Close-up portrait of an agender person outside

"What does it mean to be agender?"

Agender is a term used by individuals who do not identify with any specific gender or who experience a lack of gender altogether. Agender people have a sense that their gender identity is completely neutral, or does not exist at all. They may use words like "genderless" and "gender free" to describe themselves.

Discovering and understanding one's gender identity is a personal and unique journey: there's no single "right" way to be agender or any other identity under the trans umbrella. This can can make it tricky for us if we're questioning things to know the right answer for ourselves. You're not alone!

"Is being agender the same as being non-binary or transgender?"

It depends. Most agender people consider themselves to be part of the non-binary community; many agender people consider themselves trans; some see themselves as members of both or neither community! Again, it's up to you to decide which terms apply.

  • "Non-binary" is an umbrella term that means the gender a person feels exists outside the binary definitions of "man" or "woman." It includes many different identities and expressions, including being agender.
  • "Trans" is an even broader umbrella term that means the gender a person feels is different from the gender they were thought to be at birth. It includes a broad spectrum of many different identities and expressions.

You might be agender if you don't identify with any particular gender identity, or see yourself as having no gender at all.

"Do I need to use a different name or pronouns?"

No. While many agender (and non-binary) folks change the pronouns they use or change their name to better align with their sense of self, not all do. You can keep your name/pronouns, or use any language that feels good to you. Consider what makes you most comfortable and stick with that; you can also ask people in your life to stop using gendered terms that don't fit, too.

"How do I know if I'm agender?"

Try asking yourself:
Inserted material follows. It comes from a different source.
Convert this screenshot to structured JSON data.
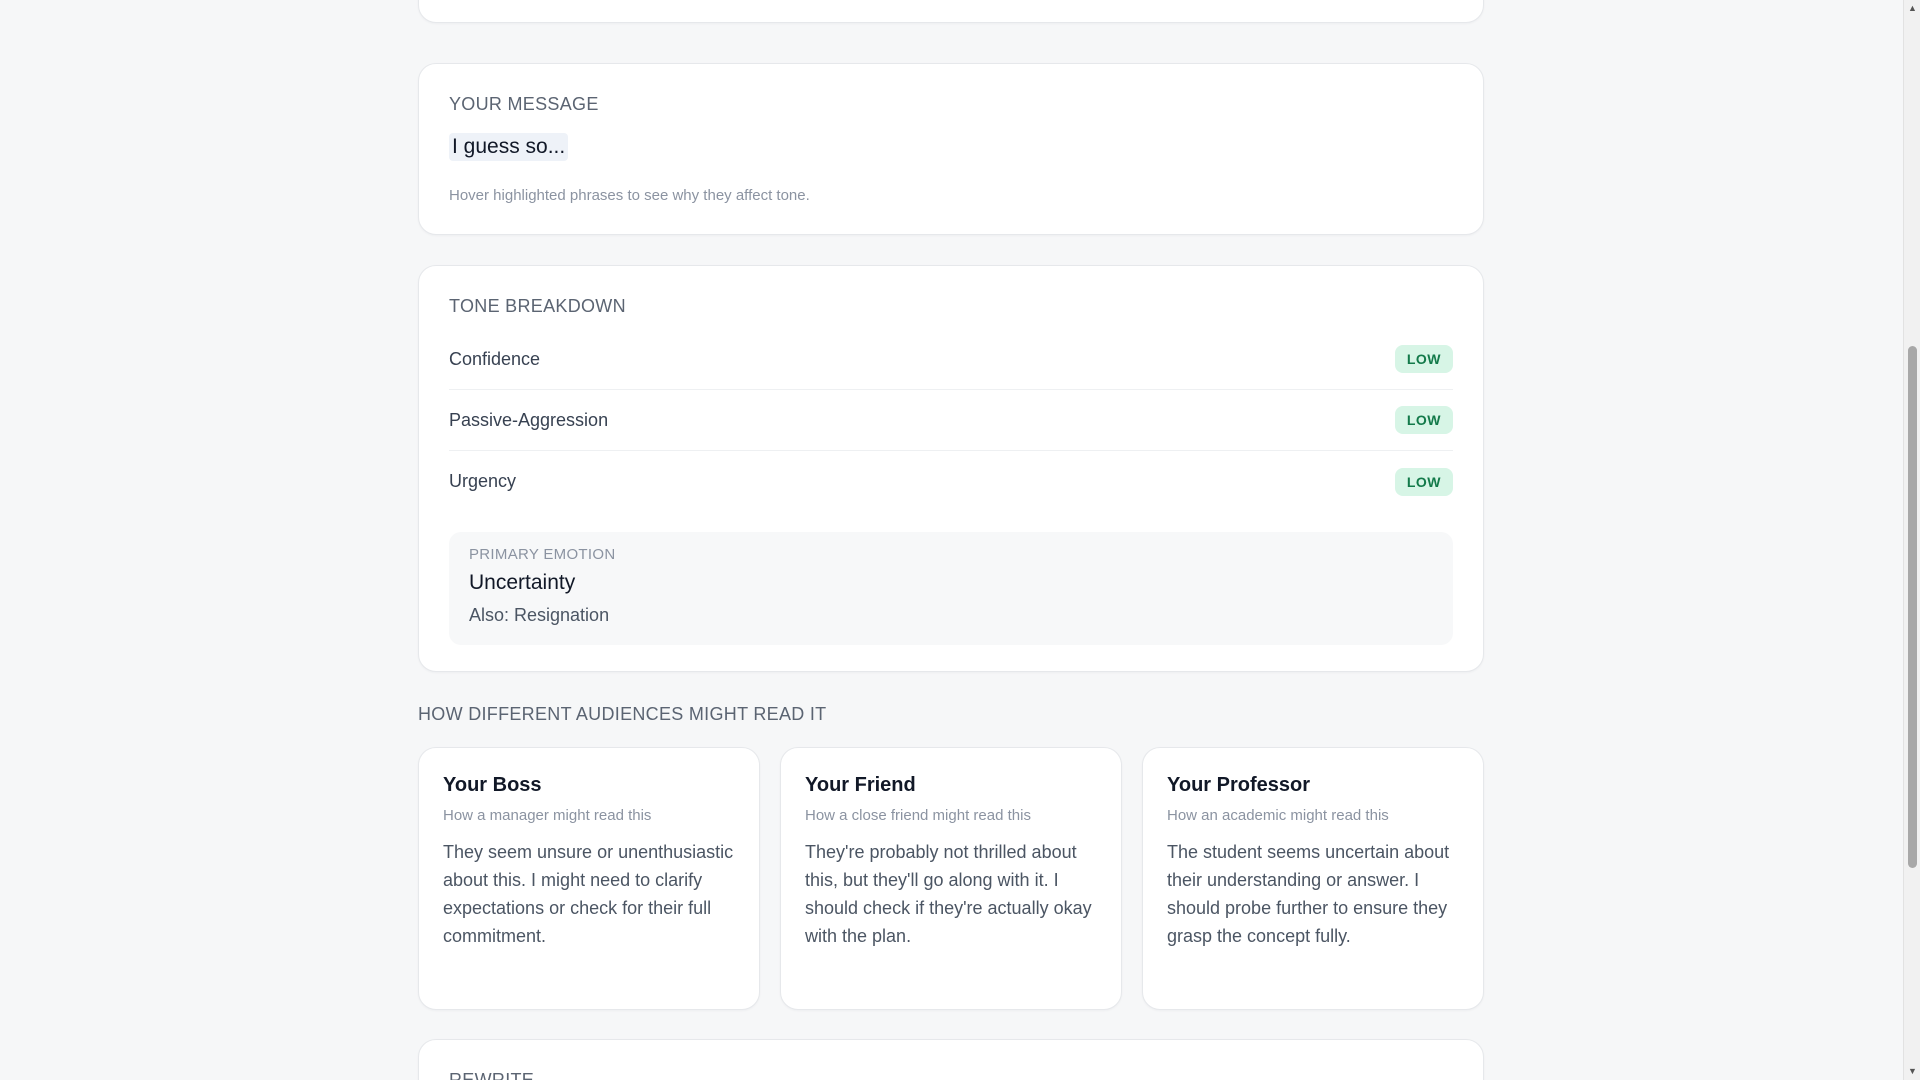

  • How do I feel when someone refers to me as a man or a woman, or uses gendered language like "sir" or "ma'am" to speak with me?
  • How do I feel about the clothing I wear, my hair, and my body?
  • When I think about my gender, what do I feel? How does that feeling change if I imagine myself in both gendered or gender-neutral settings? (For example, how do I feel if someone were to say "Excuse me, ma'am?" Or "Excuse me, sir?" Or simply, "Excuse me?")
  • How do I feel about gender labels in general? When I try to apply a label to myself, do I feel a connection to any of them, or does it feel like "none of the above" really fit?
  • Do I sometimes wonder why people even care about gender in the first place?

It’s okay if you don’t have clear answers for these questions yet. The process of discovering our gender takes time, and our identities can shift and evolve over time, too.

Try this: imagine you have to describe yourself to a stranger in 10 adjectives so they know who you are or how they can recognize you before they meet you. What qualities or characteristics about yourself do you want them to know? (Take your time – we'll wait!) Now look at your list: do any gendered terms come up? Or, does being seen as a particular gender feel unimportant or irrelevant, so you focused on other characteristics and personality traits?

No matter what your journey looks like, if you come to identify as agender, know that you are "agender enough" just as you are.

We recommend reading our guide, "How Do I Know If I'm Trans?"which answers a lot of questions that questioning folks also may have around understanding gender, gender dysphoria, gender expression, transition, and ways to explore your identity.